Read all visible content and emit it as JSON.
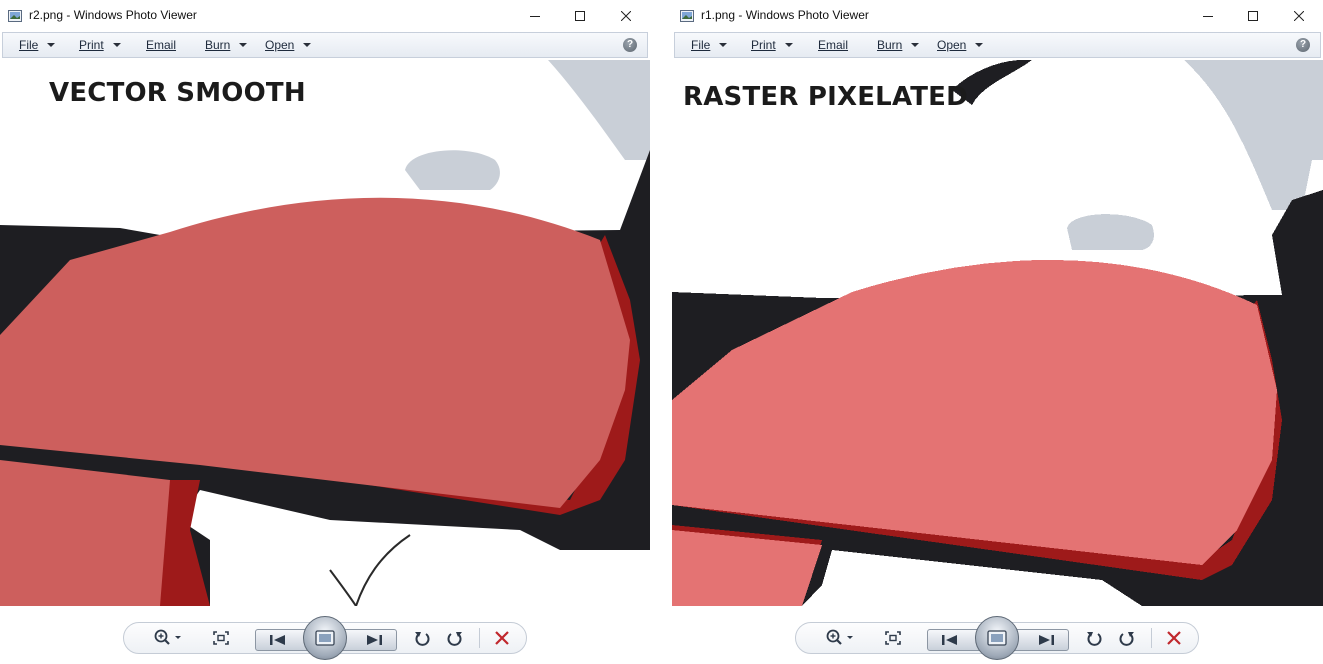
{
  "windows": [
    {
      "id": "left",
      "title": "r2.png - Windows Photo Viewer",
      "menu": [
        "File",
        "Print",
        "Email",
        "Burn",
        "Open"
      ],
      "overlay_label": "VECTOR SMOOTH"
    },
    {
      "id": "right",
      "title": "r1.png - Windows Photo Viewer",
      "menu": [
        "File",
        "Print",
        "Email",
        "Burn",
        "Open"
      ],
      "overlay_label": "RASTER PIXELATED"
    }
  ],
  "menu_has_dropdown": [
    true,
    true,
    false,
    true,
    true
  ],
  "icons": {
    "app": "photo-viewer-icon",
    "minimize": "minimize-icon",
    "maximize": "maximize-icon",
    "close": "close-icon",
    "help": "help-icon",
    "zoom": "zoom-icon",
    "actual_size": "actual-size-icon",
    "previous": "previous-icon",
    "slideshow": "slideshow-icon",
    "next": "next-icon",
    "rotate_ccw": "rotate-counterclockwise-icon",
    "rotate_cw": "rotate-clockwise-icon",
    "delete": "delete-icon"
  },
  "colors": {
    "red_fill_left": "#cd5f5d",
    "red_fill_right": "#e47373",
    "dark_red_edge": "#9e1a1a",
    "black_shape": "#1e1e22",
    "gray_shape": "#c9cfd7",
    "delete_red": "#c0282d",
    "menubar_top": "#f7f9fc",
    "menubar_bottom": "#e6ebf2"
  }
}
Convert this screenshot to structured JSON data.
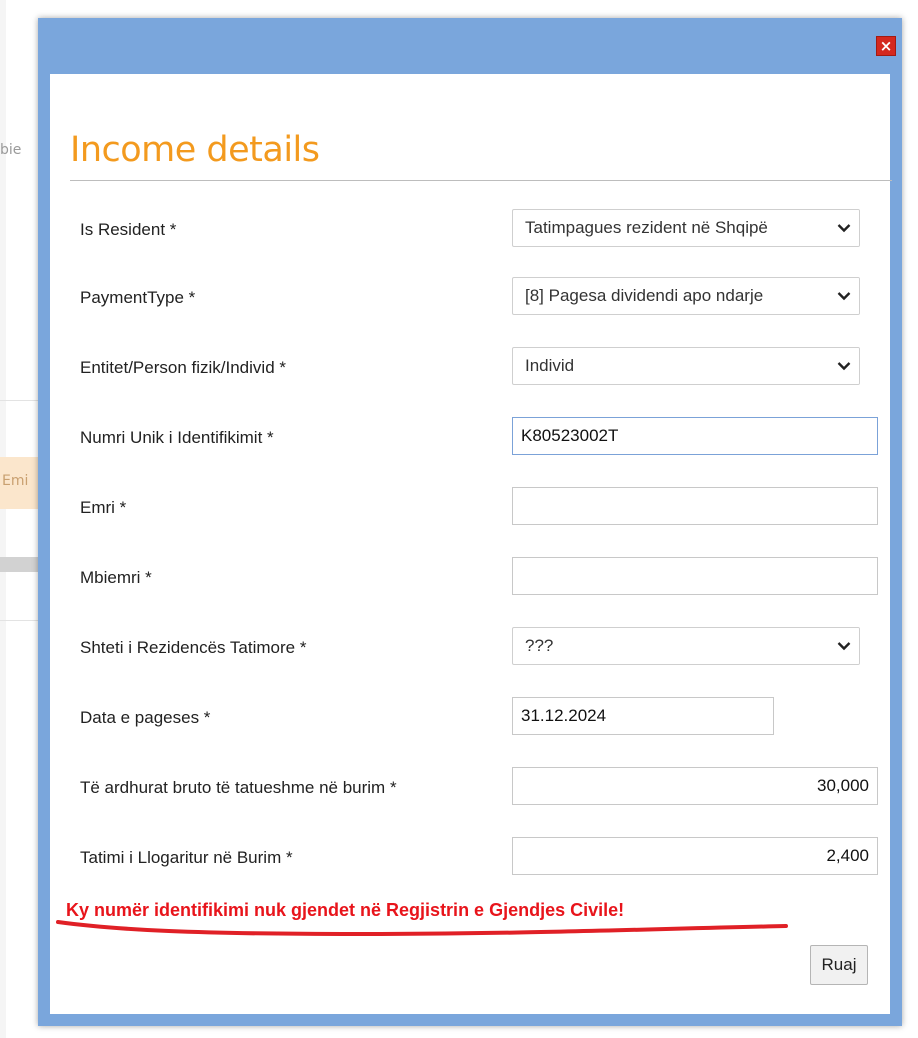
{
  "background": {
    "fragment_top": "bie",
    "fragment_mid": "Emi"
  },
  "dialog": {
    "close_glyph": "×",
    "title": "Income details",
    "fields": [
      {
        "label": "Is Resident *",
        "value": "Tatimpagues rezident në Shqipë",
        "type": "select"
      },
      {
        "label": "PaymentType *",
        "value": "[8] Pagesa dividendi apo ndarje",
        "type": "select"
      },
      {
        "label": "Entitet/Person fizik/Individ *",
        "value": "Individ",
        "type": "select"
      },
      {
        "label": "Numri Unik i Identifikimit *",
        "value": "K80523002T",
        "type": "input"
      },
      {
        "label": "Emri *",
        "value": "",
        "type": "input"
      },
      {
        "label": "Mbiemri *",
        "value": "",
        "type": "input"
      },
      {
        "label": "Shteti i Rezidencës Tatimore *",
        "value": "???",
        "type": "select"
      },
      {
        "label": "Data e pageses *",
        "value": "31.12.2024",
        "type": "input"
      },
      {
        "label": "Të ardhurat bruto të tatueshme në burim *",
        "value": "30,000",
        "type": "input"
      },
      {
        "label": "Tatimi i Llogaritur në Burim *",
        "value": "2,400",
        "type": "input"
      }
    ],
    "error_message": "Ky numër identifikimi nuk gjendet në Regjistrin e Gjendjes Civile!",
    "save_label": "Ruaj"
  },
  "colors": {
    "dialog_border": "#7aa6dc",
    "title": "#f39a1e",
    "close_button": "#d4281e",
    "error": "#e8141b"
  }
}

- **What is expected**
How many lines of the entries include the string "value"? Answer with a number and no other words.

- **Task output**
10